Written by: Ellen Osborn
Edited by: Ross Wohlgemuth
Many of us leave home in order to attend college. It is a modern-American rite of passage when we throw what physical items we care about into a suitcase and leave the place and people that, up until that point, were our whole world. And yet, the physical separation that is a defining part of the university experience is rapidly overshadowed by the emotional separation formed as we build social networks and expose ourselves to new perspectives. The learning and expanding that occurs at university can reinforce values learned at home, strengthening core convictions about how life works and what matters most. It can also deconstruct, maybe even shatter, parts of you. After a few years, the physical distance separating you from home can still be overcome by modern day travel, but the psychological distance that develops can feel increasingly unbridgeable. In my case, my childhood home is not too far from where I attend university, but the separation I feel from the community that raised me is devastating.
I was a difficult kid. I got into fights in school, did not make or keep friends easily and was aggressively tomboyish. I vividly remember laying on my bedroom floor as a nine-year-old, thinking that I hated everyone around me and did not understand why I was alive. My mom, the exceptional person that she is, decided to homeschool me during those rough years. We joined a small, Christian fundamentalist homeschool group, and through the years, I grew into a completely different person. The people in my new community shaped me; due to their efforts, I began caring for others, making friends and appreciating the value of my life. Because of this personal transformation, I feel a deep sense of love and gratitude toward my home community.

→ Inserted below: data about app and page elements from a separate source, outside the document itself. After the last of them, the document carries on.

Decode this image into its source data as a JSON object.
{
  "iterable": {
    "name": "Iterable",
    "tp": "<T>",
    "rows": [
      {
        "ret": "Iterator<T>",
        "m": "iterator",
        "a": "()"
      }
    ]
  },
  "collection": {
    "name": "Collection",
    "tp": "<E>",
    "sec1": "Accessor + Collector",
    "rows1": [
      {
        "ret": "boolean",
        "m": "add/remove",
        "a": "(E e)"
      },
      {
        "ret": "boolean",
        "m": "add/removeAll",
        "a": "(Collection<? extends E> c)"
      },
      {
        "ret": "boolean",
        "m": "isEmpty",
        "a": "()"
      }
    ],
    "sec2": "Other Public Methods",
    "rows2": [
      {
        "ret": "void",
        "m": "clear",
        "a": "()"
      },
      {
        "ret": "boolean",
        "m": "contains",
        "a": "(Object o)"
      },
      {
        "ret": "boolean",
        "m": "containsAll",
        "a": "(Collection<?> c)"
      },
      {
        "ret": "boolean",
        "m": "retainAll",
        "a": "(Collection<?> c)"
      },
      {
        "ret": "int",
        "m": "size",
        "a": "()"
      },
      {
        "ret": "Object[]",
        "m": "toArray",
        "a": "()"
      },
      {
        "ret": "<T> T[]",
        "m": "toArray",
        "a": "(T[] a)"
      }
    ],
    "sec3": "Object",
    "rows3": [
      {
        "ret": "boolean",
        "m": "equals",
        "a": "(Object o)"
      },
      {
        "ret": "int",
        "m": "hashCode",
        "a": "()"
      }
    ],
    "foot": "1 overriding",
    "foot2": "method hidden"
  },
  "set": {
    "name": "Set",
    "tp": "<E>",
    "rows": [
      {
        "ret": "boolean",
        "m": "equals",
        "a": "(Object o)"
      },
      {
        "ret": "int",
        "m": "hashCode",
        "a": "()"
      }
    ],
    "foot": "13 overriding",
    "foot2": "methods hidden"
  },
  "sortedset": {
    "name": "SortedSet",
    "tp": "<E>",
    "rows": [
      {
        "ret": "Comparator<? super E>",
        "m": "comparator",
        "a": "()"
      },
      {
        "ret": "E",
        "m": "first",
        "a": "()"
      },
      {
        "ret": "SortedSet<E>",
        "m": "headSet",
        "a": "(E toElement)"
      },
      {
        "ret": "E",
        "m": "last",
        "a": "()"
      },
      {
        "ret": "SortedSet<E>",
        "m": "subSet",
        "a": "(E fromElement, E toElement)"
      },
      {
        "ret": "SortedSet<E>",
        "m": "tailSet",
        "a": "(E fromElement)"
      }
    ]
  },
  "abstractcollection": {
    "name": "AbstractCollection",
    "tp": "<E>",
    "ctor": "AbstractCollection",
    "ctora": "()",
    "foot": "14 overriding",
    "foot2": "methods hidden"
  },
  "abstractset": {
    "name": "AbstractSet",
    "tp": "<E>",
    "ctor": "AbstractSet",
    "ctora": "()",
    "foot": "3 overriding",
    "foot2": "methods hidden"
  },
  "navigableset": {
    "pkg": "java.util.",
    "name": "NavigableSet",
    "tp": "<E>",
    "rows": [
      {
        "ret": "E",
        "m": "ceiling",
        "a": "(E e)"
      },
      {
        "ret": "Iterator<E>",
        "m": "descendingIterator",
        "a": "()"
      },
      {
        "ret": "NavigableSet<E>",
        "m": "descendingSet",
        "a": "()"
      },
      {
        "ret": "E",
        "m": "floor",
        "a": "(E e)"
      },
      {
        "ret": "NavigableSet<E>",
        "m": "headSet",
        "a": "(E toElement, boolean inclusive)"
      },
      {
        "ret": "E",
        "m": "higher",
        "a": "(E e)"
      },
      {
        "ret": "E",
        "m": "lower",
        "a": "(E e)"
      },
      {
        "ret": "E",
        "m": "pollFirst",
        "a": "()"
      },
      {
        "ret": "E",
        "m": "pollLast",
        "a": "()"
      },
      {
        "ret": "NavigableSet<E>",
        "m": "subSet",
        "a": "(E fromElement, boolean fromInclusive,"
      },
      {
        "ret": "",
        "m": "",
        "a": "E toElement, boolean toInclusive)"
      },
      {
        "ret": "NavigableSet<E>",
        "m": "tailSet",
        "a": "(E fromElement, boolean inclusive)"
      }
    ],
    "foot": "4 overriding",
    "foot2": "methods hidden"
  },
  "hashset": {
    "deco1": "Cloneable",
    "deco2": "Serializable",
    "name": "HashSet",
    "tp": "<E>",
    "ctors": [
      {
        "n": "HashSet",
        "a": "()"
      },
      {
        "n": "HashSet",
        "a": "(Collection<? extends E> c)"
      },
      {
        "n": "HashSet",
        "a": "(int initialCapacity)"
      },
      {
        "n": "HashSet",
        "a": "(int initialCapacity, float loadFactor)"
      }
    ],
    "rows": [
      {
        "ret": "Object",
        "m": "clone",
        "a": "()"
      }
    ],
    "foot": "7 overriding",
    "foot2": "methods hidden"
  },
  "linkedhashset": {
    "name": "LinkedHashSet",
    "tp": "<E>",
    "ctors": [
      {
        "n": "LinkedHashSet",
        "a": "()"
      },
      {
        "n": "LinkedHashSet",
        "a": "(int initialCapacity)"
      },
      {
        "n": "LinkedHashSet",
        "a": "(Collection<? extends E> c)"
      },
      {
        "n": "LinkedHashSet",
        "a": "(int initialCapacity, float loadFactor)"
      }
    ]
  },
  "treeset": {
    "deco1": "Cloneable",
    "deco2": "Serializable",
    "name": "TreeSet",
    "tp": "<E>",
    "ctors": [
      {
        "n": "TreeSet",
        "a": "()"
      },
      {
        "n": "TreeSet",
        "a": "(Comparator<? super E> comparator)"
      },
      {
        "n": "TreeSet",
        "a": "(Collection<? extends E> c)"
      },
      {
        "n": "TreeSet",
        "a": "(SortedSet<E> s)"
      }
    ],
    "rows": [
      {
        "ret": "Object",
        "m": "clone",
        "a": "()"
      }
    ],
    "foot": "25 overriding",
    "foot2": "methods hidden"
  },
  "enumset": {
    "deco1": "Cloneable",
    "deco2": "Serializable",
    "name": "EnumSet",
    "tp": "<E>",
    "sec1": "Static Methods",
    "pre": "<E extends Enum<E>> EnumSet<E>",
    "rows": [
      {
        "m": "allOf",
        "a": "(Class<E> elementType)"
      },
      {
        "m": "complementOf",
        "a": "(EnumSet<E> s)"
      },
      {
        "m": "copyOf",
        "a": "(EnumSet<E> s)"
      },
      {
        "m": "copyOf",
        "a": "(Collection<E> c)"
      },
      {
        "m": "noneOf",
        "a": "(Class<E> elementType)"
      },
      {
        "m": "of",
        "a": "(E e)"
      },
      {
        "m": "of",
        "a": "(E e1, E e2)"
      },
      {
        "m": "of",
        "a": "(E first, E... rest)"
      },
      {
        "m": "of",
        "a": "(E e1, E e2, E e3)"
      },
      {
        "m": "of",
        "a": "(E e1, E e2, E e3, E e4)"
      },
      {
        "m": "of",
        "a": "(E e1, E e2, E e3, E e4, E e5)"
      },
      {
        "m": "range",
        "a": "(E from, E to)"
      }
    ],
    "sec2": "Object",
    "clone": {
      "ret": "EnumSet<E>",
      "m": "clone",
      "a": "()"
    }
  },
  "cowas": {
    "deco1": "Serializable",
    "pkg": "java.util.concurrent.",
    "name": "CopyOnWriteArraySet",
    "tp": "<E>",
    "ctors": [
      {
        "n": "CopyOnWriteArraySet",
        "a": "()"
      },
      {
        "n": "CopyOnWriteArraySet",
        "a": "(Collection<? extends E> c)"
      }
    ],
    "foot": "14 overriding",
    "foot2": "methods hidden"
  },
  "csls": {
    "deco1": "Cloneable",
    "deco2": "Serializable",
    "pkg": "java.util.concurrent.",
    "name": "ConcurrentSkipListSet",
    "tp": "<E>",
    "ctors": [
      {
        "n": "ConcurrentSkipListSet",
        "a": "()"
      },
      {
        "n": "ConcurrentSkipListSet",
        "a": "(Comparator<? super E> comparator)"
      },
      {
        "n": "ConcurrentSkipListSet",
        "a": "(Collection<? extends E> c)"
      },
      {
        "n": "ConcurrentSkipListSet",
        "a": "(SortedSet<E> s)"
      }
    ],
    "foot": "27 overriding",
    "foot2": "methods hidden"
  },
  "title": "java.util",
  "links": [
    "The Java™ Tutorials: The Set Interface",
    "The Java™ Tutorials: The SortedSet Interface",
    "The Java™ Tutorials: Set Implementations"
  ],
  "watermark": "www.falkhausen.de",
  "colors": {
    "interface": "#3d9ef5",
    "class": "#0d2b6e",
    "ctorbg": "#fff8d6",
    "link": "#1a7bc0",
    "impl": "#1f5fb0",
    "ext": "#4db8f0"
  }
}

I understand their actions were well-intentioned, and the lessons they explicitly and implicitly taught me came from a place of love and concern. In addition to the lessons of love and kindness, they taught me that homosexuality, abortion, evolution and even liberalism were evils in this world. They taught me that a woman’s ultimate purpose in life is to stay pure, marry and have many children. They taught me that California public universities would rob me of my faith and scientists could not be trusted. I believed most of what I was taught and arrived at community college with my guard firmly up.
Despite the anti-science views entrenched in my home community, I was drawn to science. After only a few classes, science no longer seemed to be the amoral machine of secularization whose design was to deceive. Rather, I saw science to be a study of the complex beauty of the world around us. Continuing my education as a transfer student in a biology major, I learned more about nature’s detailed complexity and what I learned was not always compatible with my first worldview. LGBTQ+ people are not immoral; women are research powerhouses in academia; evolution is supported by evidence.
Parts of my worldview needed to be reconstructed in order to accommodate my newly acquired relationships and knowledge. The longer I lived in my new community of friends, classmates and mentors, the more lessons from my upbringing were replaced by lessons from my adult life. This exchange did not occur because I was swept up in the groupthink of an institution; instead, I was developing love and empathy for the people who shared with me their values and beliefs and challenged the narrowness of my worldview. I still loved my home community, but our vantage points were no longer the same. In addition to the physical distance separating us, there was a growing psychological distance created by every lesson I no longer believed.
The 2016 election revealed the immediate consequences of the psychological separation from my home. People I loved and respected were unreservedly saying things I once agreed with but now considered to be wrong. Vitriol and outright insults were leveled by both of my old and new communities. I could feel my conscience pushing me to be a bridge between the divide, but I felt like an imposter in both places. I had, in a way, abandoned my home community both physically and psychologically, and yet I still felt loyal to those people and understood their anger. Ultimately, my feelings of self-doubt and anxiety associated with sticking even a toe into the maelstrom of outrage relegated me to the position of a conflicted observer. Finishing college in a post-2016 world and becoming a graduate student in a STEM field, my observer status persisted.
The events of this year have forced me to reevaluate my role in this divide. Rampant misinformation and prejudice are reinforced by closed social networks. Opponents, including scientists and peers I respect, degrade and publicly reprove these groups, the effect of which is to further feed the machine of mistrust and distaste. As an observer, it seems as if I am already conceding defeat: anything I say will be immediately drowned out by the outrage.
But I do not want to be characterized by defeat. What if I can connect, listen and engage with just one person on the other side, and lessen the outrage they feel? What would happen if we gently correct misinformation when we see it and offer evidence that breaks the cycle of confirmation bias? Could we slowly build bridges that narrow the psychological separation between divided communities? I am just beginning to grasp the enormity of America’s culture war between science and fundamentalism, so these questions could be a result of my naiveté. When I doubt my ability to bridge the gap, I think of Barack Obama, who overcame the institutions framed against him to become the first Black president of the United States, and his quote: “Change will not come if we wait for some other person or some other time. We are the ones we’ve been waiting for. We are the change that we seek.”
It is painful to parse out the consequences of psychological separations from the people we love, and even more so to take the next steps to try to bridge that separation. Fortunately, it is not just one person’s job to build that bridge; I’ve had many encouraging conversations with other graduate students that are reaching out to their home communities in small but meaningful ways. Even if that is all we can do now, it is a start.
To be continued.